Incorporating meditation as nonviolence principle

It seems at times that the world cannot become more violent than it is. Yet, at the next turn, we’re faced with another horrid shooting or shocking headline of the church or the country’s failures to protect human rights or to exercise environmental care.

Some students here in Tiffin are trying again this year to help reverse the direction of our country and help make a difference by preventing violence in their school and home. They are learning at least six nonviolence principles — actual skills that deal with the violence they might encounter.

Besides these regular skills, the sixth-grade mentoring class at Tiffin Middle School and the seventh-grade religion class at Calvert Catholic also will learn to meditate this year. Evidence clearly shows many worthwhile reasons for practicing meditation as a regular practice in our lives (see

We also can look at a recent international episode to see how this practice of meditation encourages clarity of mind and the inner freedom to deal with life as it is around us.

Without intending it, on June 23, Ekapol Chanthawong, the young coach of the Wild Boars football team, placed his 12 young charges in serious danger by taking them deep into a mountain cave system in Thailand. However, using meditation techniques learned in a monastery where he grew up from the age of 10, this young coach is credited with keeping the boys calm through the nine-day ordeal as they waited for rescuers to reach them.

In fact, videos showed the boys not only looking calm but also smiling weakly for the cameras — with Mr. Chanthawong looking weakest of them all, having shared much of his own food rations with the boys. During this ordeal, the young coach apparently was able to communicate the techniques of deep breathing and intense concentration through meditation to keep the boys from being overcome by their own fears and feelings of isolation in the cave.

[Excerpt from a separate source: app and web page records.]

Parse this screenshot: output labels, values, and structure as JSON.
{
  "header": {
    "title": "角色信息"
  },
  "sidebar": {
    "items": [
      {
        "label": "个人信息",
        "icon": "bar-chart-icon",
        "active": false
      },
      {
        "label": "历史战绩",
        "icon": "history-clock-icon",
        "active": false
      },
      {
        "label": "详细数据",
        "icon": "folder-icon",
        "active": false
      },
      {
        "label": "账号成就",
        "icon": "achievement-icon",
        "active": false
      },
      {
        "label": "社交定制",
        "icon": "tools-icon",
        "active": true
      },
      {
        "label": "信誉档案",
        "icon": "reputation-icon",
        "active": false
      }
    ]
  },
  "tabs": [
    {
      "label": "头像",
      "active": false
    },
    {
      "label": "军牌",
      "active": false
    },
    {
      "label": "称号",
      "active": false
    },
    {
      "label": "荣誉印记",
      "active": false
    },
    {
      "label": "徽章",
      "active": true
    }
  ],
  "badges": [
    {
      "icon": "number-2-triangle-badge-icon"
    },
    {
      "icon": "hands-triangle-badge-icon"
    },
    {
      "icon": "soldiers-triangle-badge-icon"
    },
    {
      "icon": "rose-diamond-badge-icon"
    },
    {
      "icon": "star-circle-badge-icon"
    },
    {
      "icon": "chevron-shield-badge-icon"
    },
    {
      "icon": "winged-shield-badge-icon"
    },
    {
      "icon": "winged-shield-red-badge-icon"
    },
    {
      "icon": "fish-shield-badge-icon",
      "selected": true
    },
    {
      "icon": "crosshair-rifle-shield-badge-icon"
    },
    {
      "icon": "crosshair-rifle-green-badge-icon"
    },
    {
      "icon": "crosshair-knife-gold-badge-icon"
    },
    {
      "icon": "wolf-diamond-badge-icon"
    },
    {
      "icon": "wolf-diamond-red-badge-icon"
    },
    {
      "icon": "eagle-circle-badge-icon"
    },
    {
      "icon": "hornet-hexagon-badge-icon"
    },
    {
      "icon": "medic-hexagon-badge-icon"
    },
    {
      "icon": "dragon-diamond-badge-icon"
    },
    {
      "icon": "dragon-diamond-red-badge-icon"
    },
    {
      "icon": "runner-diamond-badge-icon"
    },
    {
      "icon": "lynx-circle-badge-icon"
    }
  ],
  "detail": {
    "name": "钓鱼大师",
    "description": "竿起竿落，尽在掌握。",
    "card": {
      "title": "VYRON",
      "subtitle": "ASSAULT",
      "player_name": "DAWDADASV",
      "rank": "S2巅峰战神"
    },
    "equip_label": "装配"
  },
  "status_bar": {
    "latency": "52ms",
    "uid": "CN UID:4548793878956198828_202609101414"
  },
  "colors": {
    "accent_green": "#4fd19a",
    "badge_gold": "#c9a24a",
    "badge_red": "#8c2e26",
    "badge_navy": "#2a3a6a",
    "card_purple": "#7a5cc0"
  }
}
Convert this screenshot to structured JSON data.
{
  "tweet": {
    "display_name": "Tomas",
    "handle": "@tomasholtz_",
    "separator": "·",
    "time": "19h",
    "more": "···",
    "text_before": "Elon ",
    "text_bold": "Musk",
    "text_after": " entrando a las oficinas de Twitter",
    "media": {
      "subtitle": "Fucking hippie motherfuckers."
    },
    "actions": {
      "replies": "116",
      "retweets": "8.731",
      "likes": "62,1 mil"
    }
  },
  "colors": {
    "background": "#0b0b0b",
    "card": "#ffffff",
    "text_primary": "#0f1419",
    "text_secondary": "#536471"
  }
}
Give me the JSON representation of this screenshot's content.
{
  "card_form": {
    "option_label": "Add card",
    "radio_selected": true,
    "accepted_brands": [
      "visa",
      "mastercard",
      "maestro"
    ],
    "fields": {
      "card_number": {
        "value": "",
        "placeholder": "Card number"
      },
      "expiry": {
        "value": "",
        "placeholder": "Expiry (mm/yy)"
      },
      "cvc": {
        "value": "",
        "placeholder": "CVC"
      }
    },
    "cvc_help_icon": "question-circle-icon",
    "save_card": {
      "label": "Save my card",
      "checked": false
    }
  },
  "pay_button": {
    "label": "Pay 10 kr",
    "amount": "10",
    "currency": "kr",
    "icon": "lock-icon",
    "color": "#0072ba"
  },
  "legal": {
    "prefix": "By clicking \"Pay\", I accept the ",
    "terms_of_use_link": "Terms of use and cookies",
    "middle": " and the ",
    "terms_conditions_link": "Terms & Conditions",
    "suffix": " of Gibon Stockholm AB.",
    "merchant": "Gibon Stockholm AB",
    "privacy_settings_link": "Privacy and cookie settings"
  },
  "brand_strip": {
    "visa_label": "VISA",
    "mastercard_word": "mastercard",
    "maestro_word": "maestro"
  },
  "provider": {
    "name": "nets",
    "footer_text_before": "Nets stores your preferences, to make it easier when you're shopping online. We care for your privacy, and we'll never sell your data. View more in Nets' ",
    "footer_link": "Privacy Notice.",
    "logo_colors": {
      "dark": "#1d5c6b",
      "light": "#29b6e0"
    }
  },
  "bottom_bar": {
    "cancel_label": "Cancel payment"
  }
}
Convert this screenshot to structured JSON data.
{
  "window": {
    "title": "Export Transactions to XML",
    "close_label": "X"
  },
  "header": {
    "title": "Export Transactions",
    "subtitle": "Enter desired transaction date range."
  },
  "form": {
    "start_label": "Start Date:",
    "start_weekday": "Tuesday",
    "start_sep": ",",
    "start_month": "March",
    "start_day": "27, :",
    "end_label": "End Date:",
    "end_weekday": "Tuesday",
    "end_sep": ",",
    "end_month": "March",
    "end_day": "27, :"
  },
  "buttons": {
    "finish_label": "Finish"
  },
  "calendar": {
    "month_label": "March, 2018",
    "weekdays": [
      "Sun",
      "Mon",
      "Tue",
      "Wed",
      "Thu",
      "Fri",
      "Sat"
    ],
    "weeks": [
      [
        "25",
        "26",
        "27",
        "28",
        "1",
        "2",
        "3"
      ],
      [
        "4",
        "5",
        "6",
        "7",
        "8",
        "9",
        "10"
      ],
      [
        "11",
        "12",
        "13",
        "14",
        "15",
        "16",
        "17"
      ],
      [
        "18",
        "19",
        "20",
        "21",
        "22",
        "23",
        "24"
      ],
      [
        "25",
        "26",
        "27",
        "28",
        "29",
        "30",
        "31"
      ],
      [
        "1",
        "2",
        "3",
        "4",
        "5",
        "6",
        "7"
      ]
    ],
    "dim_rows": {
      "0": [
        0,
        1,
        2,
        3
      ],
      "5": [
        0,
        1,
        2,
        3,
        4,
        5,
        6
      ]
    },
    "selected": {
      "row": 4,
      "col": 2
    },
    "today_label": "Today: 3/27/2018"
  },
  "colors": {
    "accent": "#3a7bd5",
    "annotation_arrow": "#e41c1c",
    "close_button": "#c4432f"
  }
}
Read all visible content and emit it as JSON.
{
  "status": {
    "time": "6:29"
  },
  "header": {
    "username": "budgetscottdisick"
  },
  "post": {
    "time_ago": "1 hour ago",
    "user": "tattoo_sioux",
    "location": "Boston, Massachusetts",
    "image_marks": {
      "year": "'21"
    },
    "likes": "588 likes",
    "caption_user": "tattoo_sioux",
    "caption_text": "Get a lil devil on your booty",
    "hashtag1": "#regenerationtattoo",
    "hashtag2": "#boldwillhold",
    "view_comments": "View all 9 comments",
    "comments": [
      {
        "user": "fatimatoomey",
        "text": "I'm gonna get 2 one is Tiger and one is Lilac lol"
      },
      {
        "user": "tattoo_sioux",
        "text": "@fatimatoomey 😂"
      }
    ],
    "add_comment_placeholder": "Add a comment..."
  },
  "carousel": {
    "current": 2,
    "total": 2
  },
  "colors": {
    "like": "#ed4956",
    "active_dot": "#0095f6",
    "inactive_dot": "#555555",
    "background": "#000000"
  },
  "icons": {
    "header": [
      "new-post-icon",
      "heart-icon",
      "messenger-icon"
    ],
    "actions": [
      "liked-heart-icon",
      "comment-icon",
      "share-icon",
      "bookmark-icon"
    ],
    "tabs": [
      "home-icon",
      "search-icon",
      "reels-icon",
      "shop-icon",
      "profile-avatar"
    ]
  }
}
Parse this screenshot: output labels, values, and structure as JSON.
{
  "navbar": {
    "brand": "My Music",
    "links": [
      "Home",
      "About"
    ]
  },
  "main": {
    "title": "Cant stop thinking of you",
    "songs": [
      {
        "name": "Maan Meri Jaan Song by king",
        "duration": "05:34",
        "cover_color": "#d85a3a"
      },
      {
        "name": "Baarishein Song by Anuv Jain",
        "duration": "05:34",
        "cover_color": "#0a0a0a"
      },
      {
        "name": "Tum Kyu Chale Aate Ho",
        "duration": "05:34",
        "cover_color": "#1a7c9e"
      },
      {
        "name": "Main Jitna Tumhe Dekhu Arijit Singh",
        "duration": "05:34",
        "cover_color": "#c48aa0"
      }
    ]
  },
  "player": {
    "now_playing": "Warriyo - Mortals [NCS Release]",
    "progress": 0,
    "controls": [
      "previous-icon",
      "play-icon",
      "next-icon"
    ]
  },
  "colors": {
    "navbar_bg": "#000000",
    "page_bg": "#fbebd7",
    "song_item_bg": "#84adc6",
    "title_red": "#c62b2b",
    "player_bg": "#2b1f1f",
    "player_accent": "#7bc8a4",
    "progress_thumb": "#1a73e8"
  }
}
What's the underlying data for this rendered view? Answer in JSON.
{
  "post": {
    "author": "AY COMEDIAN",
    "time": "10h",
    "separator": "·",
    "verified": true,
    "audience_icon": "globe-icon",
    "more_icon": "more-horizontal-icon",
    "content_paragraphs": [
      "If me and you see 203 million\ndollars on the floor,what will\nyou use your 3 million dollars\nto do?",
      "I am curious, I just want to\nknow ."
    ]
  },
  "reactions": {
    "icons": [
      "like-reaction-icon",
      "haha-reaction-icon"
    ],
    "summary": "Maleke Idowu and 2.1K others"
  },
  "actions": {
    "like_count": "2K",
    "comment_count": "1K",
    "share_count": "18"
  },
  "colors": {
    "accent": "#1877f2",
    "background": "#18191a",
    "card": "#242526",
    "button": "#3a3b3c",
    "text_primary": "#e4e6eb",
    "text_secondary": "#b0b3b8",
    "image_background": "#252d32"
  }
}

They had quiet time — time and space to be silent apart from noise and confusion. They found that meditation strengthened them in their inner core to be the person who could maintain peace within himself.

Besides bringing this inner peace to a person, meditation in silence in our lives encourages emotional, intellectual, spiritual and physical health in obvious and subtle ways. With much practice, the discipline becomes a necessary part of our day.

Sister Paulette Schroeder,